My interest in questions of nationalism and identity in the Turkish Republic and their connection to historical issues of identity in the Ottoman Empire began during my undergraduate studies at Sabancı University, where I received my Bachelor of Arts in Social and Political Science and began my study of Ottoman Turkish. I went on to pursue my Master of Arts in Middle Eastern Studies at the University of Chicago, where I focused on the Armenian community in the Ottoman Empire. I studied Eastern and Western Armenian and continued to study Ottoman Turkish. Following my studies in Chicago, I received the Ertegun Scholarship to read for an MSt in Syriac Studies at Lady Margaret Hall, where I took papers in the Literature and Culture of the Syriac Churches, Early Poetry, Historical Literature as well as Hagiography, which allowed me to gain the language skills and experience to better contextualise Ottoman-Armenians vis-à-vis the Ottoman-Assyrians within the broader set of Ottoman minority communities, due to the closely linked nature of these communities under the Ottoman administration.

My D.Phil research examines questions of identity and the place of minority communities in the Ottoman state more deeply in a continuation of my earlier research. Using members of the Manas family who pursued dual careers in portrait painting and foreign service during the 19th century, as a window through which to construct an understanding of the relationship between the different groups and social structures comprising the Ottoman state, and how these were disrupted and reshaped in the period in question, can help shed light on the forces at play behind the efforts to portray the Ottoman Empire and its sultans in a particular way.
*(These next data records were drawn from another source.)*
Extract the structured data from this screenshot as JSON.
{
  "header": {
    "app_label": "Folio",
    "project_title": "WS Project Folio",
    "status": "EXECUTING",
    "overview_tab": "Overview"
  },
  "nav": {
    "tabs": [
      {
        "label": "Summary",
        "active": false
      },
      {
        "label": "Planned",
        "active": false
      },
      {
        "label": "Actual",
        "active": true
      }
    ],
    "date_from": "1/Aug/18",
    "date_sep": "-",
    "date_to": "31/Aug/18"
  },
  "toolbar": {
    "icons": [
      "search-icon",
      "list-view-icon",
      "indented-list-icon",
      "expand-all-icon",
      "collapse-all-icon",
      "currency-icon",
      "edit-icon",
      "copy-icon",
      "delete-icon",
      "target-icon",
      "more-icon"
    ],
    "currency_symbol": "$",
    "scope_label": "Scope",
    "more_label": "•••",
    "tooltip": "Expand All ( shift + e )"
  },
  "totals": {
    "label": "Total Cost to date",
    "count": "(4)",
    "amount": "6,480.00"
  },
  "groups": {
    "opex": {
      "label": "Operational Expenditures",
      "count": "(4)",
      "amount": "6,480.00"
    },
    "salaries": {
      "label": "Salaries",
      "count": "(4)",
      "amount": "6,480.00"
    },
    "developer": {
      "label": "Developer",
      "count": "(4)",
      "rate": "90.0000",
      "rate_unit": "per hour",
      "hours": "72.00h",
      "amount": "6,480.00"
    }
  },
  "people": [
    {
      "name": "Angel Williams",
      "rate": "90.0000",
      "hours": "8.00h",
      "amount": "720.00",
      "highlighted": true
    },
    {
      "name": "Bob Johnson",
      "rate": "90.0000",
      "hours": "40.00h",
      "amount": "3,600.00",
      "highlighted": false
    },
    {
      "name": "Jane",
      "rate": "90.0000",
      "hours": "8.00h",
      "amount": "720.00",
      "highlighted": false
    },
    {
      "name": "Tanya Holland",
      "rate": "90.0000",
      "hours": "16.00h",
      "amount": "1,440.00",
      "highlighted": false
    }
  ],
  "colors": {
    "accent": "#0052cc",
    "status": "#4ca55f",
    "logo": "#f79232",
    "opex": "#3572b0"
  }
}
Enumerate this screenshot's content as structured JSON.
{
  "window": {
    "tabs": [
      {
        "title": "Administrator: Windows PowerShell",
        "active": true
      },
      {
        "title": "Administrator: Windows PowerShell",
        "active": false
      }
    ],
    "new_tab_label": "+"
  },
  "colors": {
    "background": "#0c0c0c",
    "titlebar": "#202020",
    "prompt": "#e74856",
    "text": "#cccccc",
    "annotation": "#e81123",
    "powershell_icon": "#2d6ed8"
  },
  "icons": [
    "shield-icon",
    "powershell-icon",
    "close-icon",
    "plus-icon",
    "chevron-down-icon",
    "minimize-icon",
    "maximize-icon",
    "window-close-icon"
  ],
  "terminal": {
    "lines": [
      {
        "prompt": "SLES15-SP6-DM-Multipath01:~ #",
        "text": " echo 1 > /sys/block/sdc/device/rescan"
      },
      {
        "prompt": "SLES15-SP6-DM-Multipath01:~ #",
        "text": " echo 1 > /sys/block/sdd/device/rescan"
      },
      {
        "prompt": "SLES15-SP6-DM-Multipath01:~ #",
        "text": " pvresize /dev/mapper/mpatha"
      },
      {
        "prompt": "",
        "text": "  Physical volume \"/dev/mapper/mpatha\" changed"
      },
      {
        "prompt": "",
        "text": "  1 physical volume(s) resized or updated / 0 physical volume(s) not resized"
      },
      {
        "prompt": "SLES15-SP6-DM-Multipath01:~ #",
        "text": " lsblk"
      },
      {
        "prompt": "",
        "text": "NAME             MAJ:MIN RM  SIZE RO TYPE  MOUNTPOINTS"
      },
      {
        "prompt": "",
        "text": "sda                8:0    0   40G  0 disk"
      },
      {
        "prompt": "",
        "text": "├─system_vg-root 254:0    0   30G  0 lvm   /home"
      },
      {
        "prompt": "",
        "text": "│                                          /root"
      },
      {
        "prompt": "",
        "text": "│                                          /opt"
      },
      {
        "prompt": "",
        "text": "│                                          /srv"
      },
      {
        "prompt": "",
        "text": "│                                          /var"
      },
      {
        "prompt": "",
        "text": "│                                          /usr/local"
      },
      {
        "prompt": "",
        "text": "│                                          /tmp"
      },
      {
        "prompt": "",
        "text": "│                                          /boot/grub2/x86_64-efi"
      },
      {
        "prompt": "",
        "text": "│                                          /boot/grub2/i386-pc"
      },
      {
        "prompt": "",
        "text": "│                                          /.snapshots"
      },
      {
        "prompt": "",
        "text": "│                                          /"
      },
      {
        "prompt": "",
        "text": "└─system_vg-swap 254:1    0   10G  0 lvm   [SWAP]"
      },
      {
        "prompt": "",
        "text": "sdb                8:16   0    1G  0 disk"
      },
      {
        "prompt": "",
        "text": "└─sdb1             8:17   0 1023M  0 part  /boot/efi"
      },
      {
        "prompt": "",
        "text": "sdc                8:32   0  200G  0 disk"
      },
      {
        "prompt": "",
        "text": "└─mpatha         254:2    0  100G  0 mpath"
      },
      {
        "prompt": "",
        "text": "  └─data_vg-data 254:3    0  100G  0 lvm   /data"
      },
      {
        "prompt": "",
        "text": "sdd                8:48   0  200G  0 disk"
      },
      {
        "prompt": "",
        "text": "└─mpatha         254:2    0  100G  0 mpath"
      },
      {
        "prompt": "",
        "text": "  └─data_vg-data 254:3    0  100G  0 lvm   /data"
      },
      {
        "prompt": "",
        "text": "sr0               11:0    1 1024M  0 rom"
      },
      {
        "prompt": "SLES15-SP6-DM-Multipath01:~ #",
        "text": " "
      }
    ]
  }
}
It is hoped that this will also help to explain how the shift in the imperial identity construction was underpinned by both the external power relations of the Empire vis-à-vis Europe and internal social and political transformations, highlighting the role that Armenians as a minority played in shaping that imperial image in the eyes of a European audience.

Outside of my studies I enjoy calligraphy and gilding, as well as fencing (épée) and I have more recently taken up learning to play the harp.

 

Awards /Scholarships:

Ertegun Scholarship (2013-2014)

The generosity of the Ertegun Scholarship Programme goes beyond funding to include the intellectual and social community of the House, adding a great deal to the Oxford academic experience. Outside of my course, I had the opportunity to interact with fellow students from a variety of other disciplines in the humanities and benefited from both our weekly lecture series, where we each had the opportunity to lecture on our individual research or on a particular area of interest, and from our many informal conversations over tea and forays into the cultural scene at Oxford. I achieved a broader, more well-rounded perspective and a better grasp of the humanities overall, and I have gained a wide circle of friends and a strong sense of community in the process.

Full academic scholarship from the Department of Social Sciences at the University of Chicago (2012–2013)

Academic Scholarship from Sabancı University (2010 –2011)